Because doing so leaves one at risk of finding themselves on the outskirts of Matt Painter’s rotation.
You’ve got to fight day in and day out,” Hammons said. “We’ve got four bigs now, so my spot can get taken at any point. Even though I’ve been here four years and have more experience, it doesn’t really matter, because I know I came in as a freshman and started.”
So did now-sophomore Isaac Haas, who temporarily outplayed Hammons last season and overtook him for starting duties. Hammons adopted the mentality Purdue coach Matt Painter said he wants from his entire roster — that temporary physical pain or mental fatigue are preferable to falling down the depth chart.
Having competition within a roster is definitely a positive, especially if all involved compete while also pushing towards the common goal of winning games. Purdue, which managed to earn a double-bye in the Big Ten tournament, took an important step forward last season and given their talent can do even more in 2015-16.
The question at this stage is just how deep Painter will go in his rotation, with there being a host of possibilities at his disposal. The goal for his players is to make the process a difficult one, by not resting on their laurels and being ready to compete every day.
In 2014-15 Purdue was one team that had good fortune when it came to adding a graduate student to the mix, with former Colorado State guard Jon Octeus being a key player on a young team that reached the NCAA tournament for the first time in three seasons. The hope in West Lafayette is that they’ll have similar luck with Johnny Hill, as the former UT-Arlington guard has decided to use his final year of eligibility at Purdue.
Purdue will be the 6-foot-3 guard’s third college stop, as he played two seasons at Illinois State before deciding to transfer to UT-Arlington following a coaching change at ISU. In his lone season at UT-Arlington, Hill averaged 10.1 points, 4.3 rebounds and 3.6 assists per game.
Hill played in just 21 of the Mavericks’ 31 games last season due to a wrist injury suffered in a win at Louisiana February 7. Considered one of the Mavericks’ best defenders, Hill made 15 starts and played an average of 26.9 minutes per game.
His addition gives Purdue more depth and experience on the perimeter, with upperclassmen Rapheal Davis and Kendall Stephens and rising sophomores P.J. Thompson and Dakota Mathias being the returnees from last year’s NCAA tournament team. The Boilermakers also add two freshmen to the perimeter mix in Grant Weatherford and Ryan Cline.
Hill’s commitment means that Purdue has one scholarship remaining for the 2015-16 season, with the program among many in the race for former Michigan State commit Caleb Swanigan.
News of Hill’s commitment was first reported by ESPN.com.
With graduate student Jon Octeus being the biggest personnel loss for Purdue at the end of the 2014-15 season, one major question remained unanswered: what would 6-foot-11 center A.J. Hammons do? A second team All-Big Ten selection in 2014-15, the junior was faced with the NBA question for a second consecutive spring.
And just as he did last year, Hammons has decided to return to West Lafayette for another season.
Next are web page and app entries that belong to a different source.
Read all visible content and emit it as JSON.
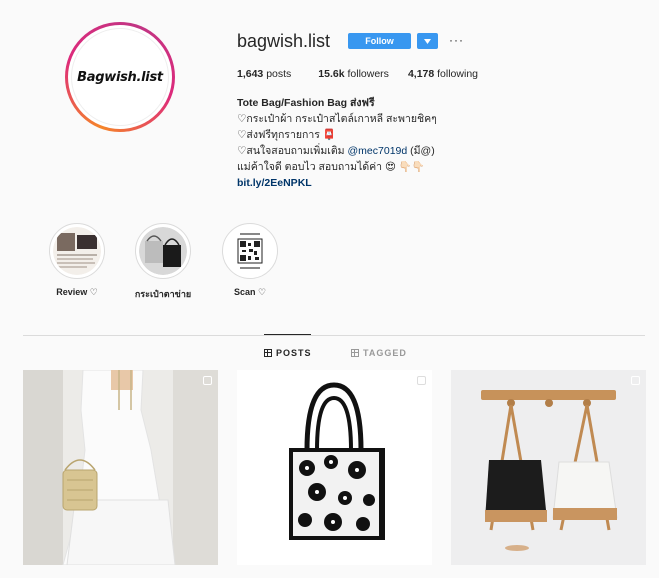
{
  "profile": {
    "avatar_text": "Bagwish.list",
    "username": "bagwish.list",
    "follow_label": "Follow",
    "dropdown_icon": "caret-down-icon",
    "more_icon": "more-horizontal-icon",
    "more_label": "···"
  },
  "stats": {
    "posts_count": "1,643",
    "posts_label": " posts",
    "followers_count": "15.6k",
    "followers_label": " followers",
    "following_count": "4,178",
    "following_label": " following"
  },
  "bio": {
    "name": "Tote Bag/Fashion Bag ส่งฟรี",
    "line1": "♡กระเป๋าผ้า กระเป๋าสไตล์เกาหลี สะพายชิคๆ",
    "line2": "♡ส่งฟรีทุกรายการ 📮",
    "line3_prefix": "♡สนใจสอบถามเพิ่มเติม ",
    "line3_mention": "@mec7019d",
    "line3_suffix": " (มี@)",
    "line4": "แม่ค้าใจดี ตอบไว สอบถามได้ค่า 😍 👇🏻👇🏻",
    "link": "bit.ly/2EeNPKL"
  },
  "highlights": [
    {
      "label": "Review ♡"
    },
    {
      "label": "กระเป๋าตาข่าย"
    },
    {
      "label": "Scan ♡"
    }
  ],
  "tabs": {
    "posts": "POSTS",
    "tagged": "TAGGED"
  },
  "colors": {
    "accent": "#3897f0",
    "text": "#262626",
    "link": "#003569",
    "background": "#fafafa"
  }
}
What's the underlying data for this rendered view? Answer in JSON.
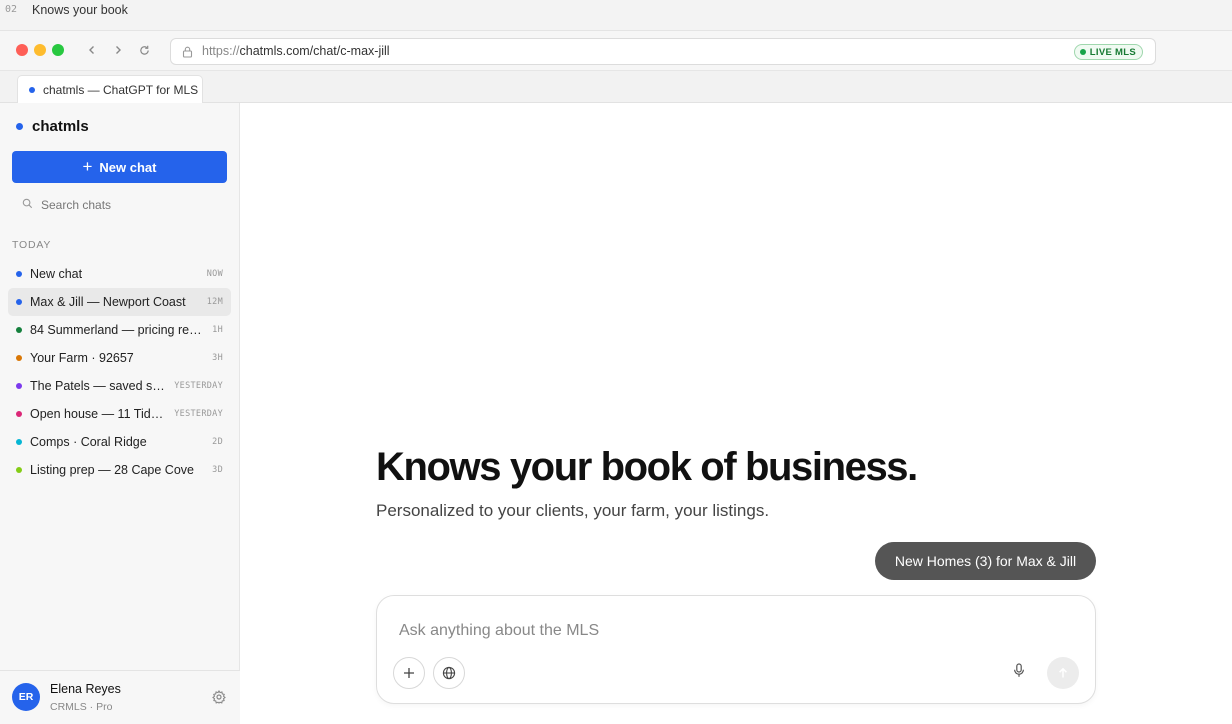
{
  "window": {
    "index": "02",
    "title": "Knows your book"
  },
  "browser": {
    "url_proto": "https://",
    "url_rest": "chatmls.com/chat/c-max-jill",
    "status_badge": "LIVE MLS",
    "tab_title": "chatmls — ChatGPT for MLS",
    "colors": {
      "accent": "#2563eb",
      "live": "#19a34a"
    }
  },
  "sidebar": {
    "brand": "chatmls",
    "new_chat_label": "New chat",
    "search_placeholder": "Search chats",
    "section_label": "TODAY",
    "chats": [
      {
        "title": "New chat",
        "time": "NOW",
        "color": "#2563eb"
      },
      {
        "title": "Max & Jill — Newport Coast",
        "time": "12M",
        "color": "#2563eb",
        "active": true
      },
      {
        "title": "84 Summerland — pricing rec...",
        "time": "1H",
        "color": "#15803d"
      },
      {
        "title": "Your Farm · 92657",
        "time": "3H",
        "color": "#d97706"
      },
      {
        "title": "The Patels — saved se...",
        "time": "YESTERDAY",
        "color": "#7c3aed"
      },
      {
        "title": "Open house — 11 Tide ...",
        "time": "YESTERDAY",
        "color": "#db2777"
      },
      {
        "title": "Comps · Coral Ridge",
        "time": "2D",
        "color": "#06b6d4"
      },
      {
        "title": "Listing prep — 28 Cape Cove",
        "time": "3D",
        "color": "#84cc16"
      }
    ],
    "user": {
      "initials": "ER",
      "name": "Elena Reyes",
      "plan": "CRMLS · Pro"
    }
  },
  "main": {
    "headline": "Knows your book of business.",
    "subhead": "Personalized to your clients, your farm, your listings.",
    "suggestion": "New Homes (3) for Max & Jill",
    "composer_placeholder": "Ask anything about the MLS"
  }
}
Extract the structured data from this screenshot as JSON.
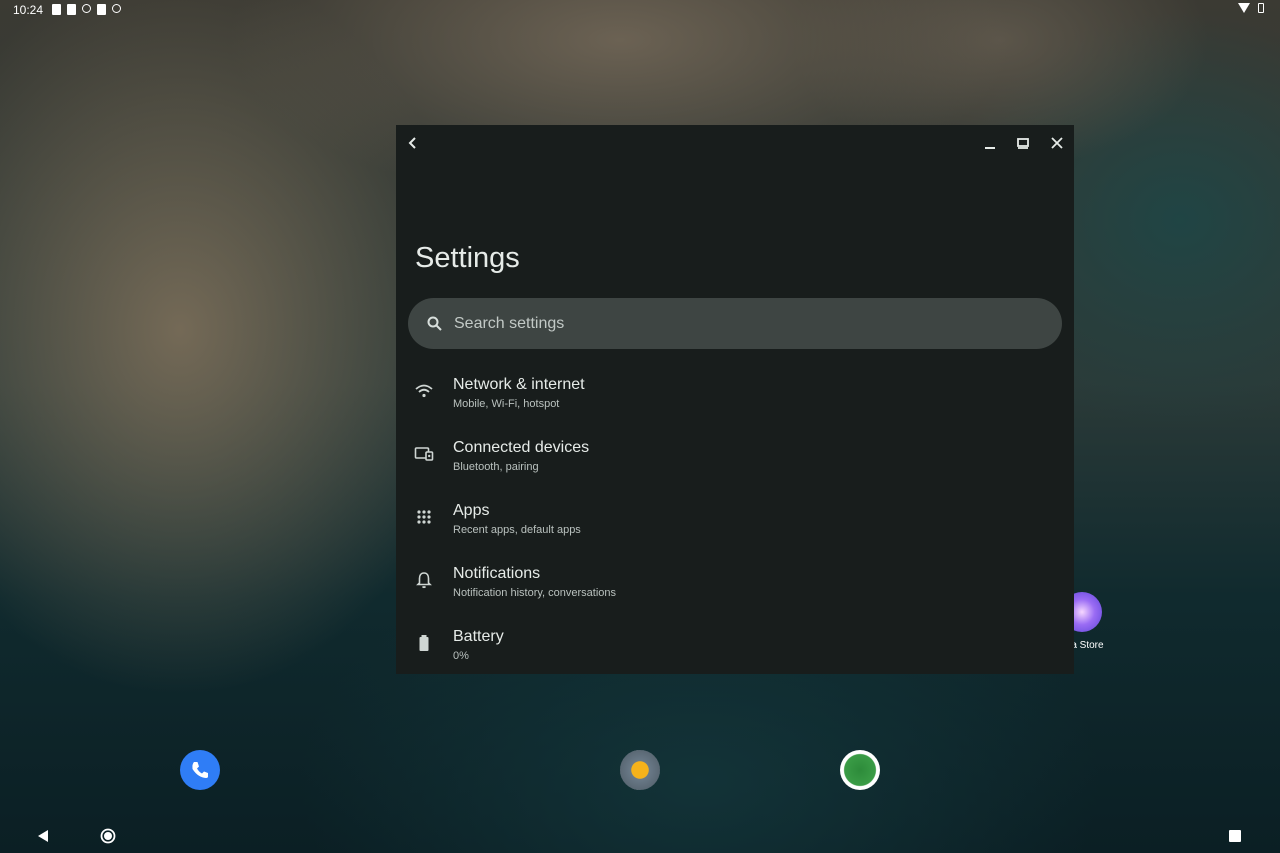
{
  "status_bar": {
    "time": "10:24"
  },
  "window": {
    "title": "Settings",
    "controls": [
      "back",
      "minimize",
      "maximize",
      "close"
    ],
    "search": {
      "placeholder": "Search settings"
    },
    "items": [
      {
        "title": "Network & internet",
        "subtitle": "Mobile, Wi‑Fi, hotspot",
        "icon": "wifi-icon"
      },
      {
        "title": "Connected devices",
        "subtitle": "Bluetooth, pairing",
        "icon": "devices-icon"
      },
      {
        "title": "Apps",
        "subtitle": "Recent apps, default apps",
        "icon": "apps-grid-icon"
      },
      {
        "title": "Notifications",
        "subtitle": "Notification history, conversations",
        "icon": "bell-icon"
      },
      {
        "title": "Battery",
        "subtitle": "0%",
        "icon": "battery-icon"
      }
    ]
  },
  "desktop": {
    "app_label": "ra Store"
  },
  "colors": {
    "window_bg": "#181d1c",
    "search_bg": "#3e4543",
    "accent_blue": "#2f7df6"
  }
}
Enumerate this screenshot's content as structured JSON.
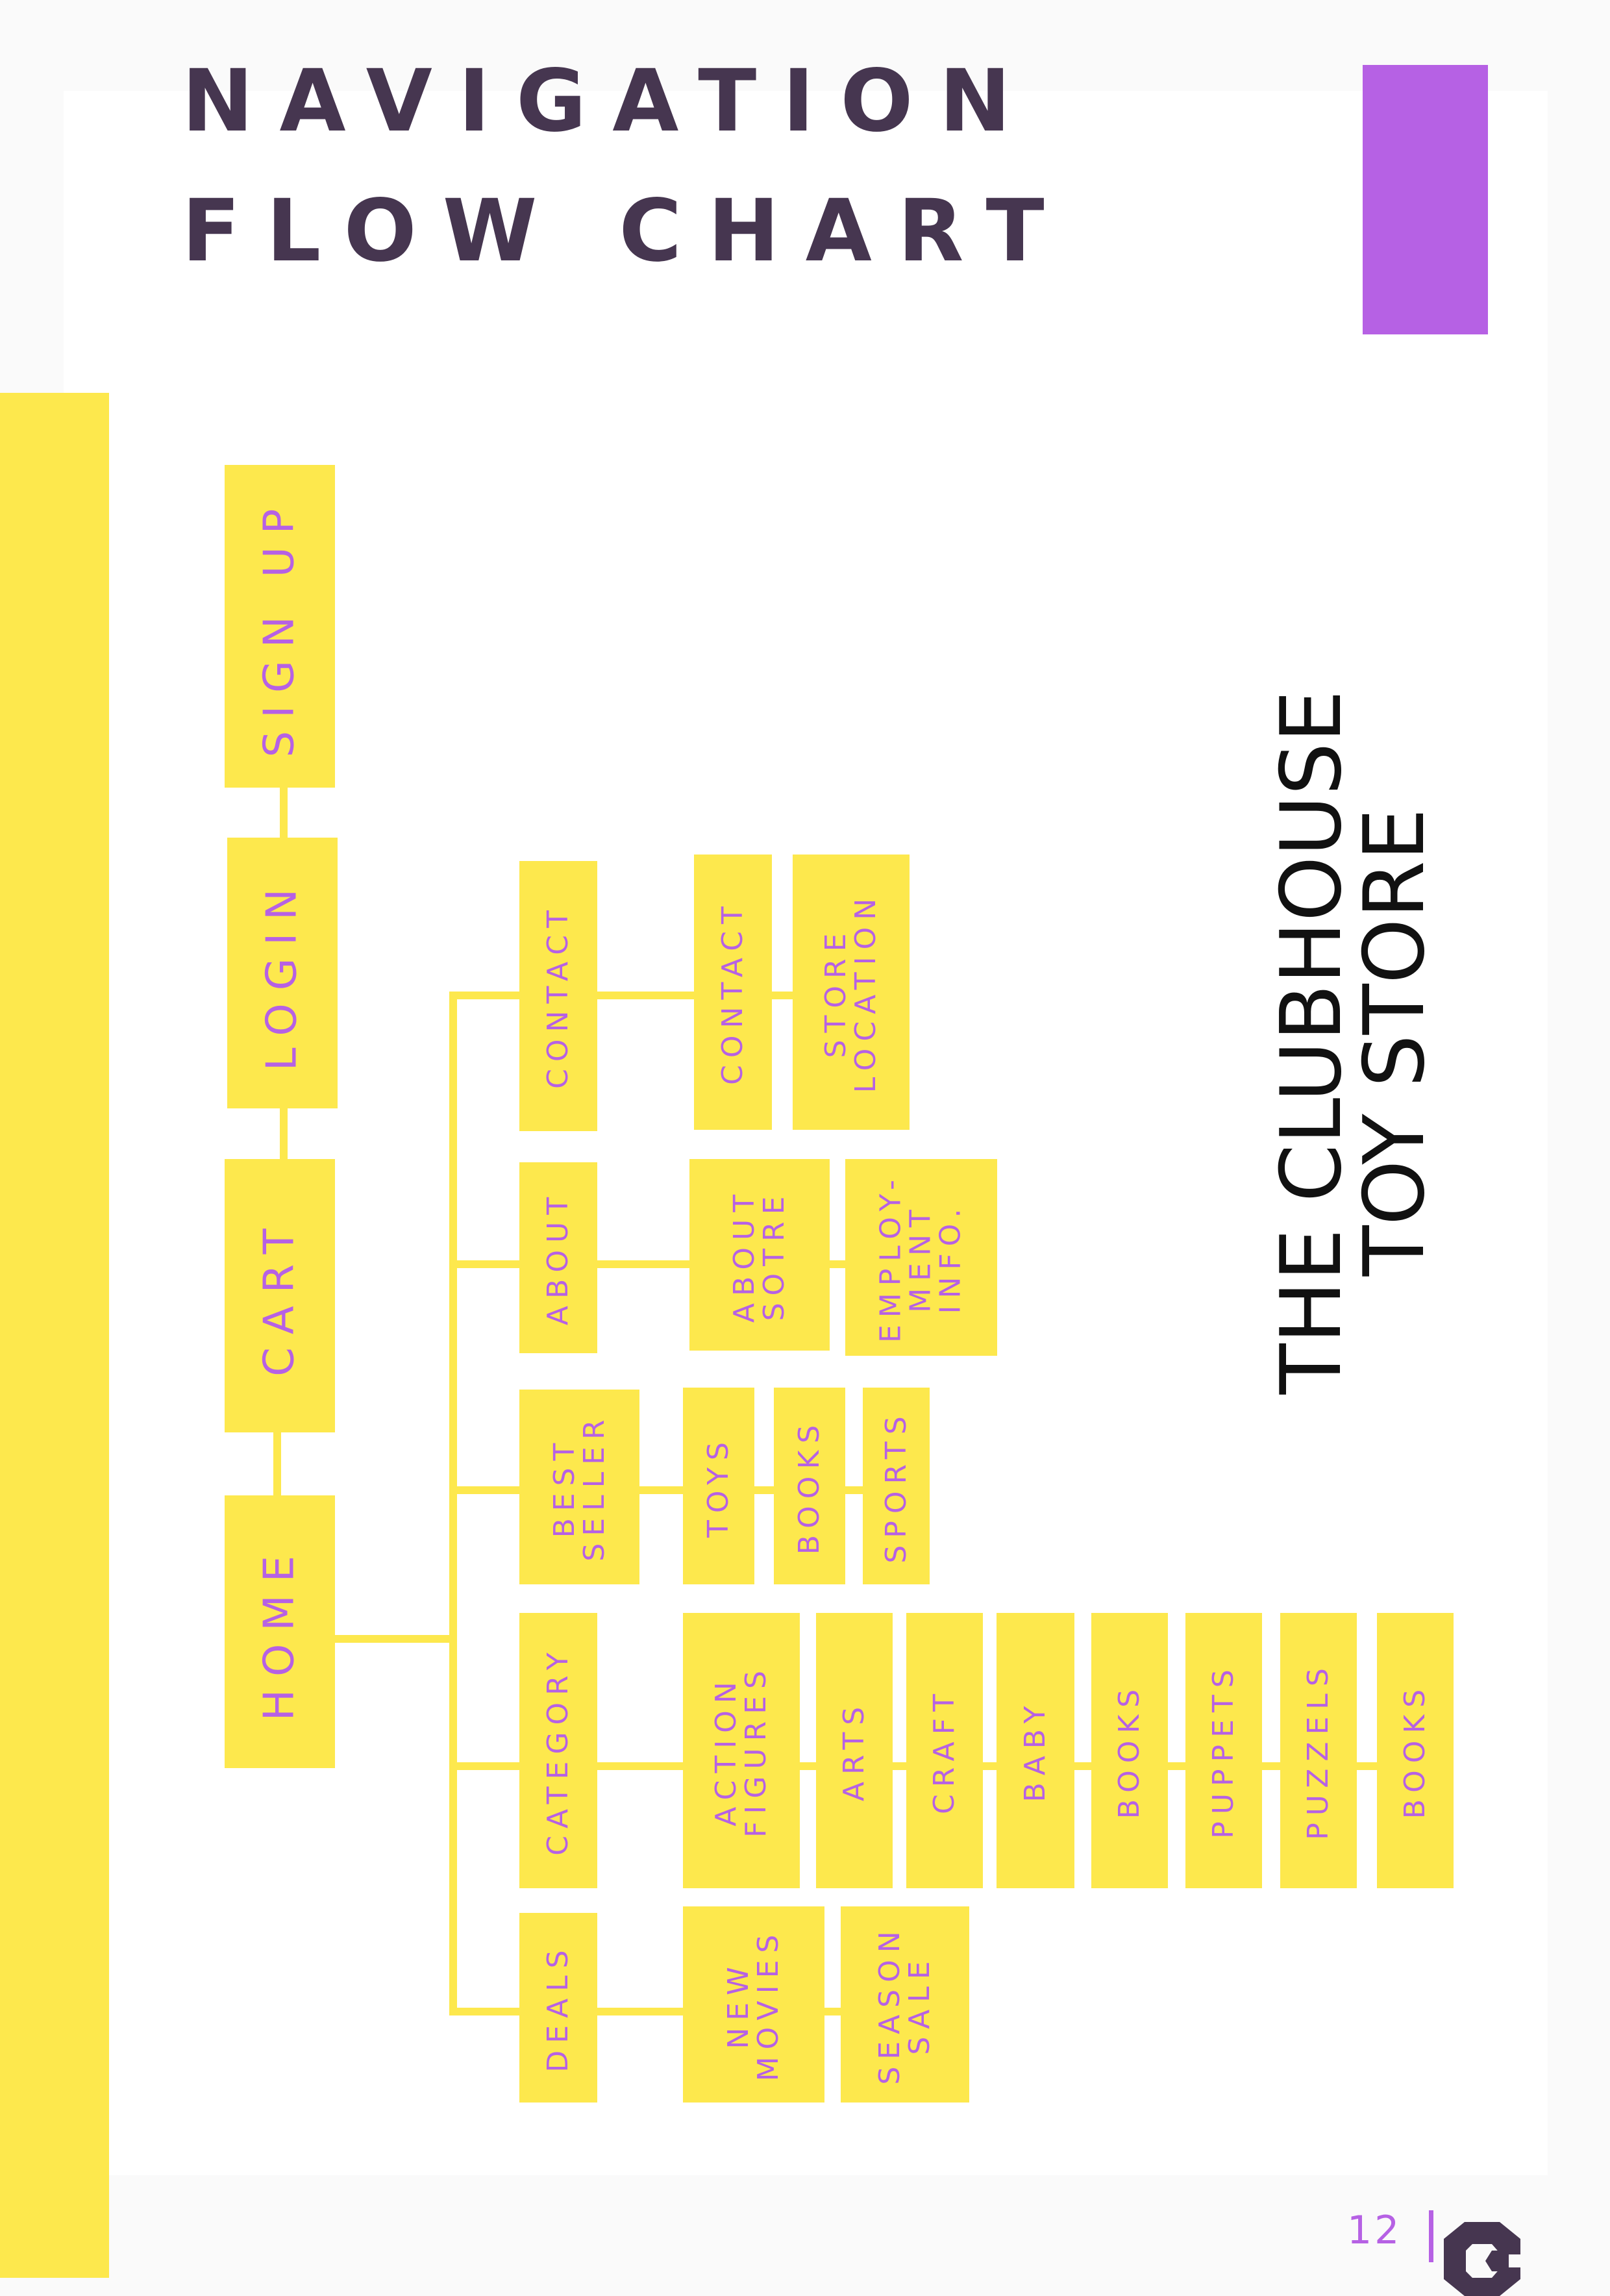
{
  "page": {
    "title_line1": "NAVIGATION",
    "title_line2": "FLOW CHART",
    "store_name": "THE CLUBHOUSE\nTOY STORE",
    "page_number": "12"
  },
  "colors": {
    "yellow": "#fde84d",
    "purple": "#b661e4",
    "dark": "#463650",
    "text": "#111111"
  },
  "icons": {
    "logo": "brand-logo-icon"
  },
  "nodes": {
    "top": {
      "signup": "SIGN UP",
      "login": "LOGIN",
      "cart": "CART",
      "home": "HOME"
    },
    "main": {
      "contact": "CONTACT",
      "about": "ABOUT",
      "best_seller": "BEST\nSELLER",
      "category": "CATEGORY",
      "deals": "DEALS"
    },
    "contact_sub": {
      "contact": "CONTACT",
      "store_location": "STORE\nLOCATION"
    },
    "about_sub": {
      "about_store": "ABOUT\nSOTRE",
      "employment": "EMPLOY-\nMENT\nINFO."
    },
    "best_seller_sub": {
      "toys": "TOYS",
      "books": "BOOKS",
      "sports": "SPORTS"
    },
    "category_sub": {
      "action_figures": "ACTION\nFIGURES",
      "arts": "ARTS",
      "craft": "CRAFT",
      "baby": "BABY",
      "books": "BOOKS",
      "puppets": "PUPPETS",
      "puzzels": "PUZZELS",
      "books2": "BOOKS"
    },
    "deals_sub": {
      "new_movies": "NEW\nMOVIES",
      "season_sale": "SEASON\nSALE"
    }
  }
}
Hammons announced the news at halftime of the football team’s spring game.
“Earning my degree is one of the most important goals that I have for myself and returning to Purdue next year will enable me to reach that,” Hammons said in a release sent out by the school. “In addition, I feel that our team has a lot of unfinished business to reach next season and I want to be a part of something special.
“Purdue is an outstanding school with great people and the chance to compete for a Big Ten Championship and more is something I want to experience again with my teammates.”
Hammons and rising sophomore Isaac Haas give Purdue a substantial amount of size in the middle, with the latter developing into a quality option as the 2014-15 season progressed. And they have a host of options on the perimeter as well, with rising sophomores Vince Edwards and Dakota Mathias being joined by veterans such as Rapheal Davis, Kendall Stephens and Basil Smotherman.
If they’re one question for Purdue heading into the summer it’s the point guard spot, and with Octeus out of eligibility the Boilermakers will be young there. P.J. Thompson will be a sophomore, and Grant Weatherford is one of two freshmen joining the program with a talented shooting guard in Ryan Cline being the other.
Purdue may not be placed on the level of Maryland and Michigan State when it comes to assessing the contenders in the Big Ten, but they aren’t to be overlooked either. Hammons’ decision to return for his senior season ensures that Matt Painter’s team will be a factor in the conference race.